Page and application data records:

□ □ □ □ □

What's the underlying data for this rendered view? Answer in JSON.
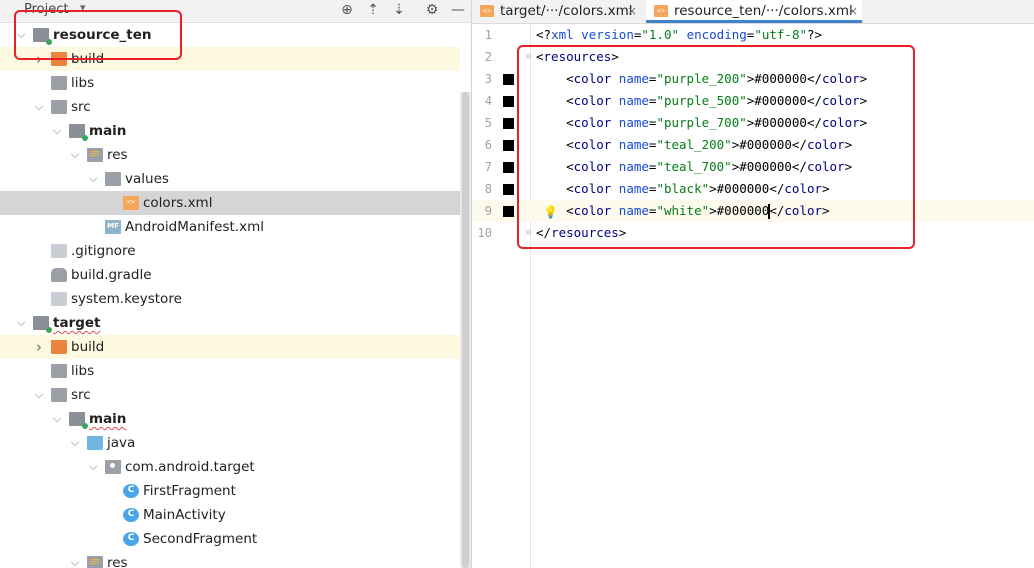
{
  "project_panel": {
    "title": "Project",
    "caret": "▾",
    "buttons": [
      {
        "name": "locate-icon",
        "glyph": "⊕"
      },
      {
        "name": "expand-all-icon",
        "glyph": "⇡"
      },
      {
        "name": "collapse-all-icon",
        "glyph": "⇣"
      },
      {
        "name": "settings-gear-icon",
        "glyph": "⚙"
      },
      {
        "name": "hide-panel-icon",
        "glyph": "—"
      }
    ],
    "tree": [
      {
        "label": "resource_ten",
        "bold": true,
        "icon": "module",
        "expanded": true
      },
      {
        "label": "build",
        "icon": "folder-orange",
        "expanded": false
      },
      {
        "label": "libs",
        "icon": "folder-gray"
      },
      {
        "label": "src",
        "icon": "folder-gray",
        "expanded": true
      },
      {
        "label": "main",
        "bold": true,
        "icon": "module",
        "expanded": true
      },
      {
        "label": "res",
        "icon": "folder-res",
        "expanded": true
      },
      {
        "label": "values",
        "icon": "folder-gray",
        "expanded": true
      },
      {
        "label": "colors.xml",
        "icon": "xml",
        "selected": true
      },
      {
        "label": "AndroidManifest.xml",
        "icon": "manifest",
        "icon_text": "MF"
      },
      {
        "label": ".gitignore",
        "icon": "file"
      },
      {
        "label": "build.gradle",
        "icon": "gradle"
      },
      {
        "label": "system.keystore",
        "icon": "file"
      },
      {
        "label": "target",
        "bold": true,
        "icon": "module",
        "expanded": true
      },
      {
        "label": "build",
        "icon": "folder-orange",
        "expanded": false
      },
      {
        "label": "libs",
        "icon": "folder-gray"
      },
      {
        "label": "src",
        "icon": "folder-gray",
        "expanded": true
      },
      {
        "label": "main",
        "bold": true,
        "icon": "module",
        "expanded": true
      },
      {
        "label": "java",
        "icon": "folder-blue",
        "expanded": true
      },
      {
        "label": "com.android.target",
        "icon": "package",
        "expanded": true
      },
      {
        "label": "FirstFragment",
        "icon": "class",
        "icon_text": "C"
      },
      {
        "label": "MainActivity",
        "icon": "class",
        "icon_text": "C"
      },
      {
        "label": "SecondFragment",
        "icon": "class",
        "icon_text": "C"
      },
      {
        "label": "res",
        "icon": "folder-res",
        "expanded": true
      }
    ]
  },
  "editor": {
    "tabs": [
      {
        "label": "target/···/colors.xml",
        "active": false,
        "close": "×"
      },
      {
        "label": "resource_ten/···/colors.xml",
        "active": true,
        "close": "×"
      }
    ],
    "lines": [
      {
        "num": "1",
        "tokens": [
          {
            "c": "t-txt",
            "t": "<?"
          },
          {
            "c": "t-attr",
            "t": "xml version"
          },
          {
            "c": "t-txt",
            "t": "="
          },
          {
            "c": "t-val",
            "t": "\"1.0\""
          },
          {
            "c": "t-txt",
            "t": " "
          },
          {
            "c": "t-attr",
            "t": "encoding"
          },
          {
            "c": "t-txt",
            "t": "="
          },
          {
            "c": "t-val",
            "t": "\"utf-8\""
          },
          {
            "c": "t-txt",
            "t": "?>"
          }
        ]
      },
      {
        "num": "2",
        "fold": "⊖",
        "tokens": [
          {
            "c": "t-txt",
            "t": "<"
          },
          {
            "c": "t-tag",
            "t": "resources"
          },
          {
            "c": "t-txt",
            "t": ">"
          }
        ]
      },
      {
        "num": "3",
        "swatch": "#000000",
        "tokens": [
          {
            "c": "t-txt",
            "t": "    <"
          },
          {
            "c": "t-tag",
            "t": "color "
          },
          {
            "c": "t-attr",
            "t": "name"
          },
          {
            "c": "t-txt",
            "t": "="
          },
          {
            "c": "t-val",
            "t": "\"purple_200\""
          },
          {
            "c": "t-txt",
            "t": ">#000000</"
          },
          {
            "c": "t-tag",
            "t": "color"
          },
          {
            "c": "t-txt",
            "t": ">"
          }
        ]
      },
      {
        "num": "4",
        "swatch": "#000000",
        "tokens": [
          {
            "c": "t-txt",
            "t": "    <"
          },
          {
            "c": "t-tag",
            "t": "color "
          },
          {
            "c": "t-attr",
            "t": "name"
          },
          {
            "c": "t-txt",
            "t": "="
          },
          {
            "c": "t-val",
            "t": "\"purple_500\""
          },
          {
            "c": "t-txt",
            "t": ">#000000</"
          },
          {
            "c": "t-tag",
            "t": "color"
          },
          {
            "c": "t-txt",
            "t": ">"
          }
        ]
      },
      {
        "num": "5",
        "swatch": "#000000",
        "tokens": [
          {
            "c": "t-txt",
            "t": "    <"
          },
          {
            "c": "t-tag",
            "t": "color "
          },
          {
            "c": "t-attr",
            "t": "name"
          },
          {
            "c": "t-txt",
            "t": "="
          },
          {
            "c": "t-val",
            "t": "\"purple_700\""
          },
          {
            "c": "t-txt",
            "t": ">#000000</"
          },
          {
            "c": "t-tag",
            "t": "color"
          },
          {
            "c": "t-txt",
            "t": ">"
          }
        ]
      },
      {
        "num": "6",
        "swatch": "#000000",
        "tokens": [
          {
            "c": "t-txt",
            "t": "    <"
          },
          {
            "c": "t-tag",
            "t": "color "
          },
          {
            "c": "t-attr",
            "t": "name"
          },
          {
            "c": "t-txt",
            "t": "="
          },
          {
            "c": "t-val",
            "t": "\"teal_200\""
          },
          {
            "c": "t-txt",
            "t": ">#000000</"
          },
          {
            "c": "t-tag",
            "t": "color"
          },
          {
            "c": "t-txt",
            "t": ">"
          }
        ]
      },
      {
        "num": "7",
        "swatch": "#000000",
        "tokens": [
          {
            "c": "t-txt",
            "t": "    <"
          },
          {
            "c": "t-tag",
            "t": "color "
          },
          {
            "c": "t-attr",
            "t": "name"
          },
          {
            "c": "t-txt",
            "t": "="
          },
          {
            "c": "t-val",
            "t": "\"teal_700\""
          },
          {
            "c": "t-txt",
            "t": ">#000000</"
          },
          {
            "c": "t-tag",
            "t": "color"
          },
          {
            "c": "t-txt",
            "t": ">"
          }
        ]
      },
      {
        "num": "8",
        "swatch": "#000000",
        "tokens": [
          {
            "c": "t-txt",
            "t": "    <"
          },
          {
            "c": "t-tag",
            "t": "color "
          },
          {
            "c": "t-attr",
            "t": "name"
          },
          {
            "c": "t-txt",
            "t": "="
          },
          {
            "c": "t-val",
            "t": "\"black\""
          },
          {
            "c": "t-txt",
            "t": ">#000000</"
          },
          {
            "c": "t-tag",
            "t": "color"
          },
          {
            "c": "t-txt",
            "t": ">"
          }
        ]
      },
      {
        "num": "9",
        "swatch": "#000000",
        "current": true,
        "bulb": true,
        "tokens": [
          {
            "c": "t-txt",
            "t": "    <"
          },
          {
            "c": "t-tag",
            "t": "color "
          },
          {
            "c": "t-attr",
            "t": "name"
          },
          {
            "c": "t-txt",
            "t": "="
          },
          {
            "c": "t-val",
            "t": "\"white\""
          },
          {
            "c": "t-txt",
            "t": ">#000000</"
          },
          {
            "c": "t-tag",
            "t": "color"
          },
          {
            "c": "t-txt",
            "t": ">"
          }
        ]
      },
      {
        "num": "10",
        "fold": "⊖",
        "tokens": [
          {
            "c": "t-txt",
            "t": "</"
          },
          {
            "c": "t-tag",
            "t": "resources"
          },
          {
            "c": "t-txt",
            "t": ">"
          }
        ]
      }
    ]
  },
  "colors": {
    "annotation_red": "#e8202a",
    "selection_gray": "#d5d5d5",
    "highlight_yellow": "#fdf8e0",
    "tab_underline": "#4083c9"
  }
}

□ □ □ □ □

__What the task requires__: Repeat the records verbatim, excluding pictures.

__Response area__:
What's the underlying data for this rendered view? Answer in JSON.
{
  "project_panel": {
    "title": "Project",
    "caret": "▾",
    "buttons": [
      {
        "name": "locate-icon",
        "glyph": "⊕"
      },
      {
        "name": "expand-all-icon",
        "glyph": "⇡"
      },
      {
        "name": "collapse-all-icon",
        "glyph": "⇣"
      },
      {
        "name": "settings-gear-icon",
        "glyph": "⚙"
      },
      {
        "name": "hide-panel-icon",
        "glyph": "—"
      }
    ],
    "tree": [
      {
        "label": "resource_ten",
        "bold": true,
        "icon": "module",
        "expanded": true
      },
      {
        "label": "build",
        "icon": "folder-orange",
        "expanded": false
      },
      {
        "label": "libs",
        "icon": "folder-gray"
      },
      {
        "label": "src",
        "icon": "folder-gray",
        "expanded": true
      },
      {
        "label": "main",
        "bold": true,
        "icon": "module",
        "expanded": true
      },
      {
        "label": "res",
        "icon": "folder-res",
        "expanded": true
      },
      {
        "label": "values",
        "icon": "folder-gray",
        "expanded": true
      },
      {
        "label": "colors.xml",
        "icon": "xml",
        "selected": true
      },
      {
        "label": "AndroidManifest.xml",
        "icon": "manifest",
        "icon_text": "MF"
      },
      {
        "label": ".gitignore",
        "icon": "file"
      },
      {
        "label": "build.gradle",
        "icon": "gradle"
      },
      {
        "label": "system.keystore",
        "icon": "file"
      },
      {
        "label": "target",
        "bold": true,
        "icon": "module",
        "expanded": true
      },
      {
        "label": "build",
        "icon": "folder-orange",
        "expanded": false
      },
      {
        "label": "libs",
        "icon": "folder-gray"
      },
      {
        "label": "src",
        "icon": "folder-gray",
        "expanded": true
      },
      {
        "label": "main",
        "bold": true,
        "icon": "module",
        "expanded": true
      },
      {
        "label": "java",
        "icon": "folder-blue",
        "expanded": true
      },
      {
        "label": "com.android.target",
        "icon": "package",
        "expanded": true
      },
      {
        "label": "FirstFragment",
        "icon": "class",
        "icon_text": "C"
      },
      {
        "label": "MainActivity",
        "icon": "class",
        "icon_text": "C"
      },
      {
        "label": "SecondFragment",
        "icon": "class",
        "icon_text": "C"
      },
      {
        "label": "res",
        "icon": "folder-res",
        "expanded": true
      }
    ]
  },
  "editor": {
    "tabs": [
      {
        "label": "target/···/colors.xml",
        "active": false,
        "close": "×"
      },
      {
        "label": "resource_ten/···/colors.xml",
        "active": true,
        "close": "×"
      }
    ],
    "lines": [
      {
        "num": "1",
        "tokens": [
          {
            "c": "t-txt",
            "t": "<?"
          },
          {
            "c": "t-attr",
            "t": "xml version"
          },
          {
            "c": "t-txt",
            "t": "="
          },
          {
            "c": "t-val",
            "t": "\"1.0\""
          },
          {
            "c": "t-txt",
            "t": " "
          },
          {
            "c": "t-attr",
            "t": "encoding"
          },
          {
            "c": "t-txt",
            "t": "="
          },
          {
            "c": "t-val",
            "t": "\"utf-8\""
          },
          {
            "c": "t-txt",
            "t": "?>"
          }
        ]
      },
      {
        "num": "2",
        "fold": "⊖",
        "tokens": [
          {
            "c": "t-txt",
            "t": "<"
          },
          {
            "c": "t-tag",
            "t": "resources"
          },
          {
            "c": "t-txt",
            "t": ">"
          }
        ]
      },
      {
        "num": "3",
        "swatch": "#000000",
        "tokens": [
          {
            "c": "t-txt",
            "t": "    <"
          },
          {
            "c": "t-tag",
            "t": "color "
          },
          {
            "c": "t-attr",
            "t": "name"
          },
          {
            "c": "t-txt",
            "t": "="
          },
          {
            "c": "t-val",
            "t": "\"purple_200\""
          },
          {
            "c": "t-txt",
            "t": ">#000000</"
          },
          {
            "c": "t-tag",
            "t": "color"
          },
          {
            "c": "t-txt",
            "t": ">"
          }
        ]
      },
      {
        "num": "4",
        "swatch": "#000000",
        "tokens": [
          {
            "c": "t-txt",
            "t": "    <"
          },
          {
            "c": "t-tag",
            "t": "color "
          },
          {
            "c": "t-attr",
            "t": "name"
          },
          {
            "c": "t-txt",
            "t": "="
          },
          {
            "c": "t-val",
            "t": "\"purple_500\""
          },
          {
            "c": "t-txt",
            "t": ">#000000</"
          },
          {
            "c": "t-tag",
            "t": "color"
          },
          {
            "c": "t-txt",
            "t": ">"
          }
        ]
      },
      {
        "num": "5",
        "swatch": "#000000",
        "tokens": [
          {
            "c": "t-txt",
            "t": "    <"
          },
          {
            "c": "t-tag",
            "t": "color "
          },
          {
            "c": "t-attr",
            "t": "name"
          },
          {
            "c": "t-txt",
            "t": "="
          },
          {
            "c": "t-val",
            "t": "\"purple_700\""
          },
          {
            "c": "t-txt",
            "t": ">#000000</"
          },
          {
            "c": "t-tag",
            "t": "color"
          },
          {
            "c": "t-txt",
            "t": ">"
          }
        ]
      },
      {
        "num": "6",
        "swatch": "#000000",
        "tokens": [
          {
            "c": "t-txt",
            "t": "    <"
          },
          {
            "c": "t-tag",
            "t": "color "
          },
          {
            "c": "t-attr",
            "t": "name"
          },
          {
            "c": "t-txt",
            "t": "="
          },
          {
            "c": "t-val",
            "t": "\"teal_200\""
          },
          {
            "c": "t-txt",
            "t": ">#000000</"
          },
          {
            "c": "t-tag",
            "t": "color"
          },
          {
            "c": "t-txt",
            "t": ">"
          }
        ]
      },
      {
        "num": "7",
        "swatch": "#000000",
        "tokens": [
          {
            "c": "t-txt",
            "t": "    <"
          },
          {
            "c": "t-tag",
            "t": "color "
          },
          {
            "c": "t-attr",
            "t": "name"
          },
          {
            "c": "t-txt",
            "t": "="
          },
          {
            "c": "t-val",
            "t": "\"teal_700\""
          },
          {
            "c": "t-txt",
            "t": ">#000000</"
          },
          {
            "c": "t-tag",
            "t": "color"
          },
          {
            "c": "t-txt",
            "t": ">"
          }
        ]
      },
      {
        "num": "8",
        "swatch": "#000000",
        "tokens": [
          {
            "c": "t-txt",
            "t": "    <"
          },
          {
            "c": "t-tag",
            "t": "color "
          },
          {
            "c": "t-attr",
            "t": "name"
          },
          {
            "c": "t-txt",
            "t": "="
          },
          {
            "c": "t-val",
            "t": "\"black\""
          },
          {
            "c": "t-txt",
            "t": ">#000000</"
          },
          {
            "c": "t-tag",
            "t": "color"
          },
          {
            "c": "t-txt",
            "t": ">"
          }
        ]
      },
      {
        "num": "9",
        "swatch": "#000000",
        "current": true,
        "bulb": true,
        "tokens": [
          {
            "c": "t-txt",
            "t": "    <"
          },
          {
            "c": "t-tag",
            "t": "color "
          },
          {
            "c": "t-attr",
            "t": "name"
          },
          {
            "c": "t-txt",
            "t": "="
          },
          {
            "c": "t-val",
            "t": "\"white\""
          },
          {
            "c": "t-txt",
            "t": ">#000000</"
          },
          {
            "c": "t-tag",
            "t": "color"
          },
          {
            "c": "t-txt",
            "t": ">"
          }
        ]
      },
      {
        "num": "10",
        "fold": "⊖",
        "tokens": [
          {
            "c": "t-txt",
            "t": "</"
          },
          {
            "c": "t-tag",
            "t": "resources"
          },
          {
            "c": "t-txt",
            "t": ">"
          }
        ]
      }
    ]
  },
  "colors": {
    "annotation_red": "#e8202a",
    "selection_gray": "#d5d5d5",
    "highlight_yellow": "#fdf8e0",
    "tab_underline": "#4083c9"
  }
}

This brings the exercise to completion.